## [Data supplied]
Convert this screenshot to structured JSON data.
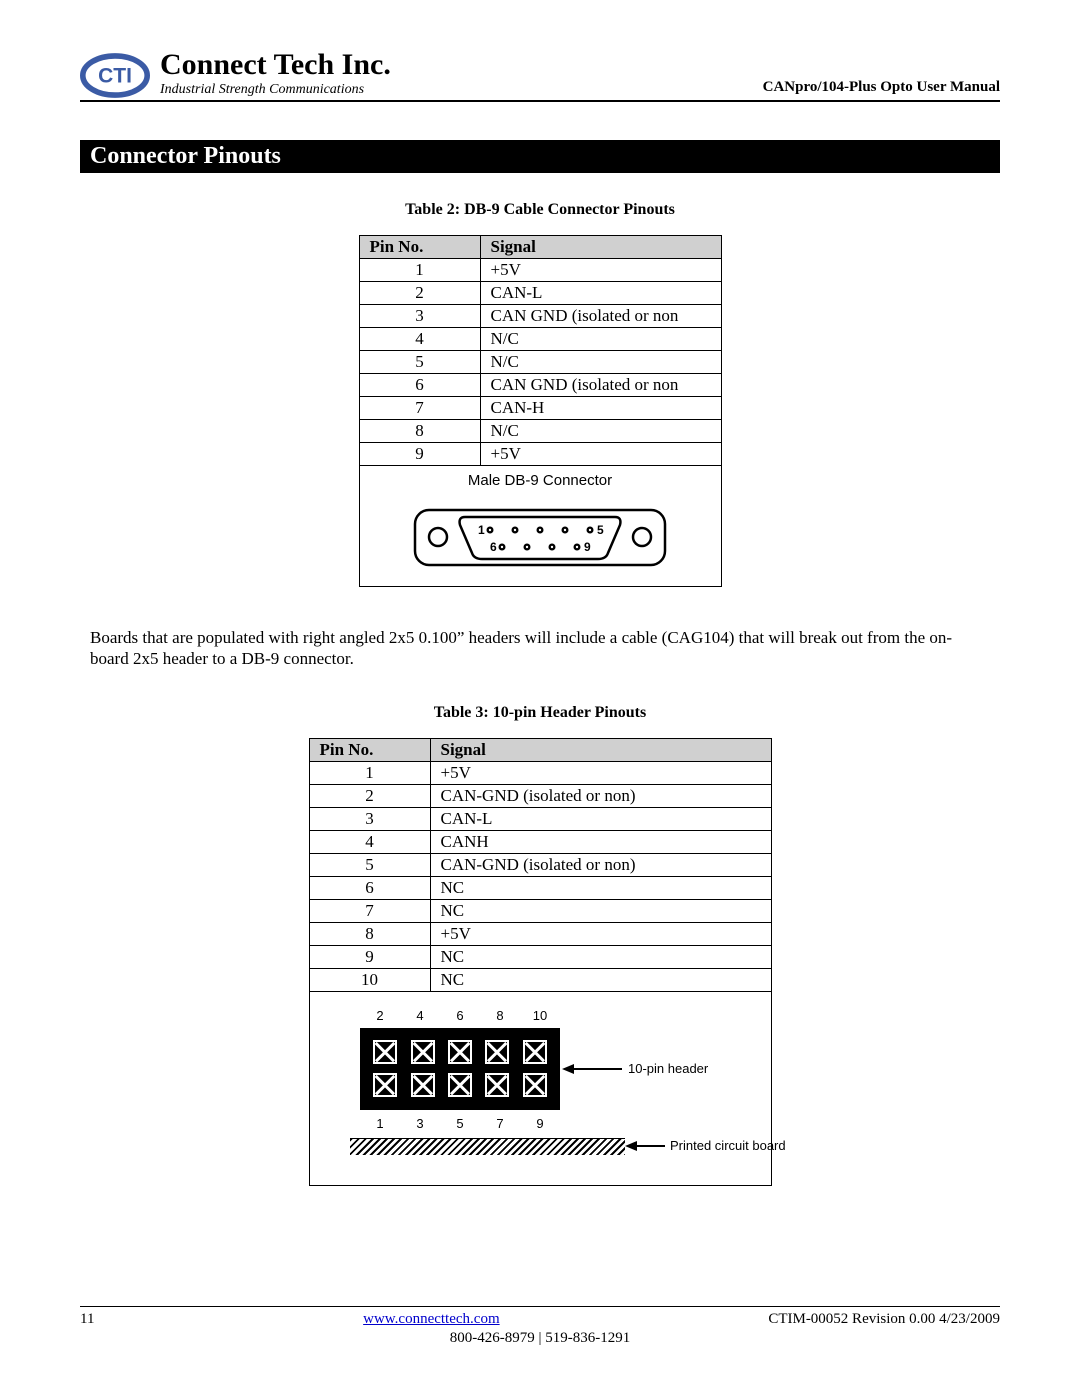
{
  "header": {
    "company": "Connect Tech Inc.",
    "tagline": "Industrial Strength Communications",
    "doc_title": "CANpro/104-Plus Opto User Manual"
  },
  "section_title": "Connector Pinouts",
  "table2": {
    "caption": "Table 2: DB-9 Cable Connector Pinouts",
    "headers": {
      "pin": "Pin No.",
      "signal": "Signal"
    },
    "rows": [
      {
        "pin": "1",
        "signal": "+5V"
      },
      {
        "pin": "2",
        "signal": "CAN-L"
      },
      {
        "pin": "3",
        "signal": "CAN GND (isolated or non"
      },
      {
        "pin": "4",
        "signal": "N/C"
      },
      {
        "pin": "5",
        "signal": "N/C"
      },
      {
        "pin": "6",
        "signal": "CAN GND (isolated or non"
      },
      {
        "pin": "7",
        "signal": "CAN-H"
      },
      {
        "pin": "8",
        "signal": "N/C"
      },
      {
        "pin": "9",
        "signal": "+5V"
      }
    ],
    "diagram": {
      "title": "Male DB-9 Connector",
      "pin_labels": {
        "tl": "1",
        "tr": "5",
        "bl": "6",
        "br": "9"
      }
    }
  },
  "body_paragraph": "Boards that are populated with right angled 2x5 0.100” headers will include a cable (CAG104) that will break out from the on-board 2x5 header to a DB-9 connector.",
  "table3": {
    "caption": "Table 3:  10-pin Header Pinouts",
    "headers": {
      "pin": "Pin No.",
      "signal": "Signal"
    },
    "rows": [
      {
        "pin": "1",
        "signal": "+5V"
      },
      {
        "pin": "2",
        "signal": "CAN-GND (isolated or non)"
      },
      {
        "pin": "3",
        "signal": "CAN-L"
      },
      {
        "pin": "4",
        "signal": "CANH"
      },
      {
        "pin": "5",
        "signal": "CAN-GND (isolated or non)"
      },
      {
        "pin": "6",
        "signal": "NC"
      },
      {
        "pin": "7",
        "signal": "NC"
      },
      {
        "pin": "8",
        "signal": "+5V"
      },
      {
        "pin": "9",
        "signal": "NC"
      },
      {
        "pin": "10",
        "signal": "NC"
      }
    ],
    "diagram": {
      "top_nums": [
        "2",
        "4",
        "6",
        "8",
        "10"
      ],
      "bot_nums": [
        "1",
        "3",
        "5",
        "7",
        "9"
      ],
      "label_header": "10-pin header",
      "label_pcb": "Printed circuit board"
    }
  },
  "footer": {
    "page_no": "11",
    "url_text": "www.connecttech.com",
    "revision": "CTIM-00052 Revision 0.00 4/23/2009",
    "phones": "800-426-8979 | 519-836-1291"
  }
}
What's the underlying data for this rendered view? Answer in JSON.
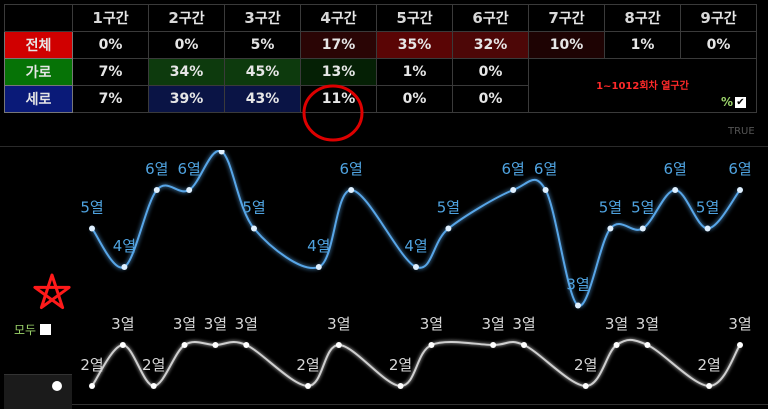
{
  "table": {
    "headers": [
      {
        "num": "1",
        "unit": "구간"
      },
      {
        "num": "2",
        "unit": "구간"
      },
      {
        "num": "3",
        "unit": "구간"
      },
      {
        "num": "4",
        "unit": "구간"
      },
      {
        "num": "5",
        "unit": "구간"
      },
      {
        "num": "6",
        "unit": "구간"
      },
      {
        "num": "7",
        "unit": "구간"
      },
      {
        "num": "8",
        "unit": "구간"
      },
      {
        "num": "9",
        "unit": "구간"
      }
    ],
    "rows": [
      {
        "label": "전체",
        "cls": "total",
        "vcls": "v-total",
        "values": [
          "0%",
          "0%",
          "5%",
          "17%",
          "35%",
          "32%",
          "10%",
          "1%",
          "0%"
        ],
        "bgs": [
          "#000000",
          "#000000",
          "#000000",
          "#2a0505",
          "#5a0505",
          "#4d0707",
          "#1e0303",
          "#000000",
          "#000000"
        ]
      },
      {
        "label": "가로",
        "cls": "garo",
        "vcls": "v-garo",
        "values": [
          "7%",
          "34%",
          "45%",
          "13%",
          "1%",
          "0%"
        ],
        "bgs": [
          "#000000",
          "#0d3a0d",
          "#0d3a0d",
          "#052005",
          "#000000",
          "#000000"
        ]
      },
      {
        "label": "세로",
        "cls": "sero",
        "vcls": "v-sero",
        "values": [
          "7%",
          "39%",
          "43%",
          "11%",
          "0%",
          "0%"
        ],
        "bgs": [
          "#000000",
          "#0a1445",
          "#0a1445",
          "#000000",
          "#000000",
          "#000000"
        ]
      }
    ],
    "range_note": "1~1012회차 열구간",
    "percent_label": "%",
    "percent_checked": "✔",
    "true_label": "TRUE",
    "annotation_circle_color": "#dd0000"
  },
  "all_label": "모두",
  "chart_data": {
    "type": "line",
    "x": [
      1,
      2,
      3,
      4,
      5,
      6,
      7,
      8,
      9,
      10,
      11,
      12,
      13,
      14,
      15,
      16,
      17,
      18,
      19,
      20,
      21,
      22,
      23,
      24,
      25,
      26,
      27,
      28,
      29
    ],
    "series": [
      {
        "color": "#58a6e8",
        "labels": [
          "5열",
          "4열",
          "6열",
          "6열",
          "7열",
          "5열",
          "4열",
          "6열",
          "4열",
          "5열",
          "6열",
          "6열",
          "3열",
          "5열",
          "5열",
          "6열",
          "5열",
          "6열"
        ],
        "values": [
          5,
          4,
          6,
          6,
          7,
          5,
          4,
          6,
          4,
          5,
          6,
          6,
          3,
          5,
          5,
          6,
          5,
          6
        ]
      },
      {
        "color": "#cfcfcf",
        "labels": [
          "2열",
          "3열",
          "2열",
          "3열",
          "3열",
          "3열",
          "2열",
          "3열",
          "2열",
          "3열",
          "3열",
          "3열",
          "2열",
          "3열",
          "3열",
          "2열",
          "3열"
        ],
        "values": [
          2,
          3,
          2,
          3,
          3,
          3,
          2,
          3,
          2,
          3,
          3,
          3,
          2,
          3,
          3,
          2,
          3
        ]
      }
    ]
  }
}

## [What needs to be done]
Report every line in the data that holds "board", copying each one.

## [Reply to the task]
  "body_paragraph": "Boards that are populated with right angled 2x5 0.100” headers will include a cable (CAG104) that will break out from the on-board 2x5 header to a DB-9 connector.",
      "label_pcb": "Printed circuit board"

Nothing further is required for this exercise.